An economist has suggested that the country’s financial institutions must adopt policies of managing a war economy like South Sudan.
In a war economy, the government must make substantial adjustments to its consumer production in order to accommodate defense production.
However, South Sudan only produces oil as it main source of revenue which research groups say is being used to fund military activities.
Ahmed Morjan, a lecturer of Economics at the University of Juba, made the remarks while commenting on a statement made by President Salva Kiir that the central bank has run out of money:
“We have economic policies of managing war economies which South Sudan should have started applying long time ago because we know that the normal procedure of managing an economy is through production.”
Mr Morjan said the conflict in the country has affected production; therefore, alternative options should be implemented.
“Some countries have used borrowing as a way of managing war economy, reducing expenditures on unnecessarily things and streamlining most expenditures on necessities in the country,” he said.
The Central Bank keeps the deposits of the national and state governments and makes payments on behalf of governments.

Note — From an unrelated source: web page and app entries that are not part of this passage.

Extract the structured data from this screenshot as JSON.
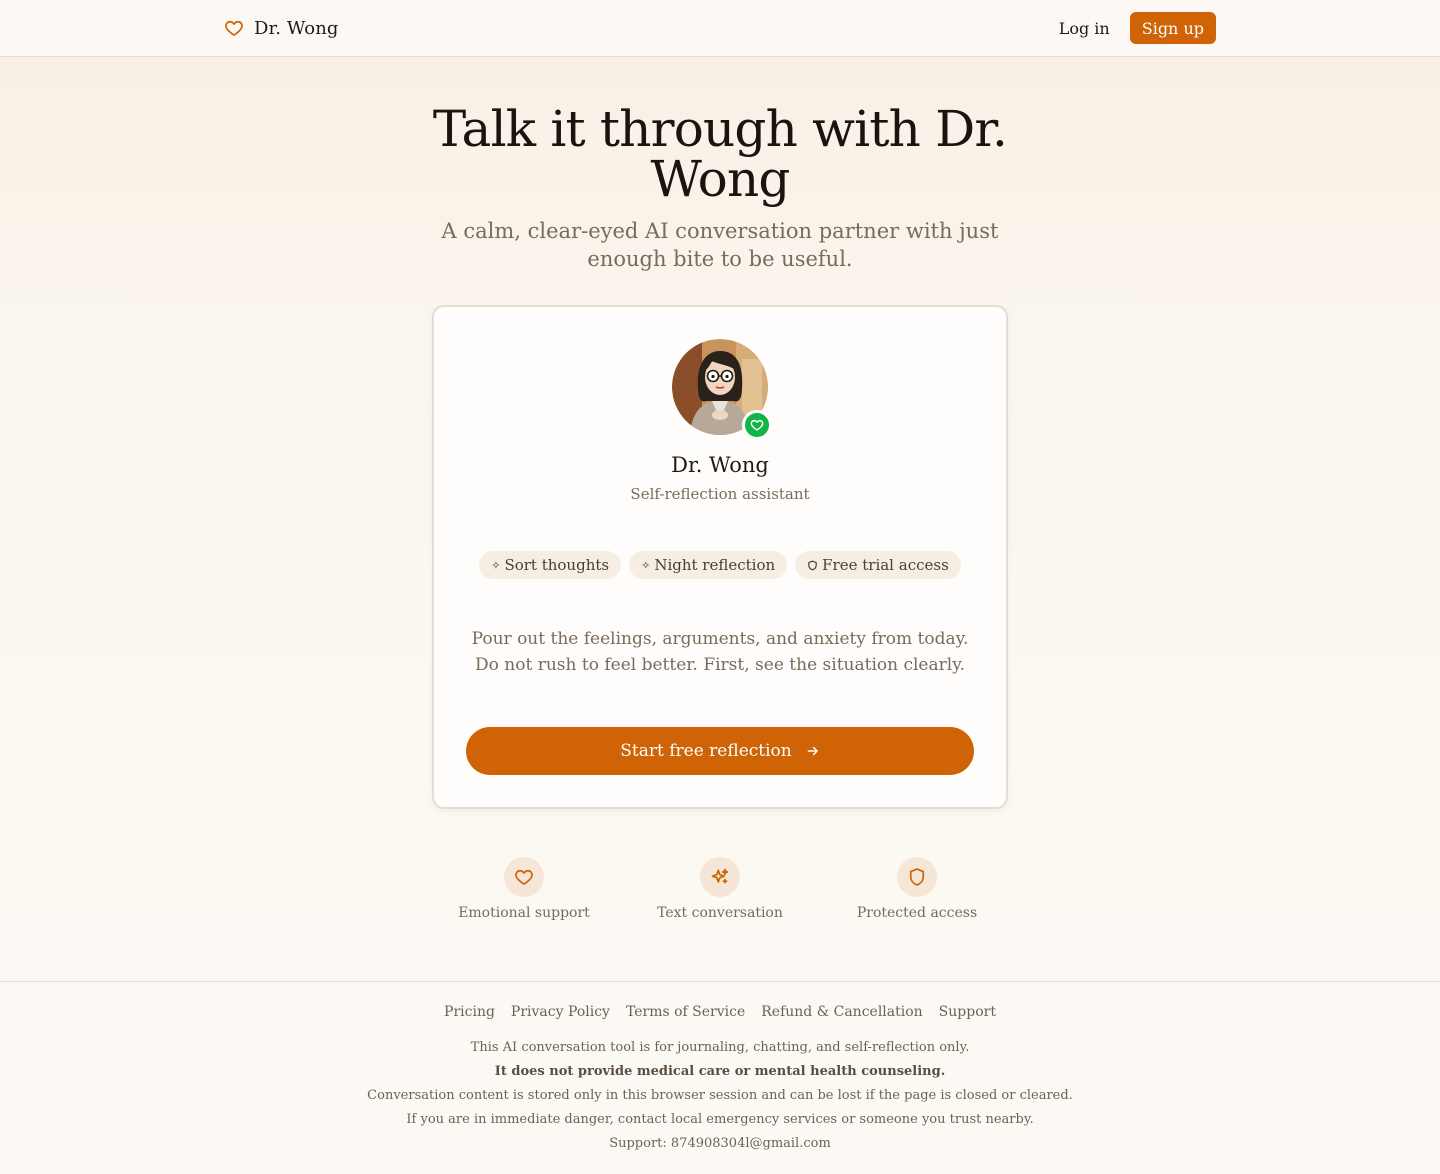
{
  "header": {
    "brand_name": "Dr. Wong",
    "brand_icon": "heart-icon",
    "login_label": "Log in",
    "signup_label": "Sign up"
  },
  "hero": {
    "title": "Talk it through with Dr. Wong",
    "subtitle": "A calm, clear-eyed AI conversation partner with just enough bite to be useful."
  },
  "card": {
    "avatar_badge_icon": "heart-icon",
    "name": "Dr. Wong",
    "role": "Self-reflection assistant",
    "chips": [
      {
        "icon": "sparkle-icon",
        "label": "Sort thoughts"
      },
      {
        "icon": "sparkle-icon",
        "label": "Night reflection"
      },
      {
        "icon": "shield-icon",
        "label": "Free trial access"
      }
    ],
    "pitch_line_1": "Pour out the feelings, arguments, and anxiety from today.",
    "pitch_line_2": "Do not rush to feel better. First, see the situation clearly.",
    "cta_label": "Start free reflection",
    "cta_icon": "arrow-right-icon"
  },
  "features": [
    {
      "icon": "heart-icon",
      "label": "Emotional support"
    },
    {
      "icon": "sparkles-icon",
      "label": "Text conversation"
    },
    {
      "icon": "shield-icon",
      "label": "Protected access"
    }
  ],
  "footer": {
    "links": [
      "Pricing",
      "Privacy Policy",
      "Terms of Service",
      "Refund & Cancellation",
      "Support"
    ],
    "lines": [
      "This AI conversation tool is for journaling, chatting, and self-reflection only.",
      "It does not provide medical care or mental health counseling.",
      "Conversation content is stored only in this browser session and can be lost if the page is closed or cleared.",
      "If you are in immediate danger, contact local emergency services or someone you trust nearby.",
      "Support: 874908304l@gmail.com"
    ]
  },
  "colors": {
    "accent": "#cf6306",
    "badge_green": "#10b546",
    "background": "#fcf9f4",
    "text_muted": "#7a6a5b"
  }
}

It is also the country’s main regulator of currency and custodian of cash reserve of commercial banks.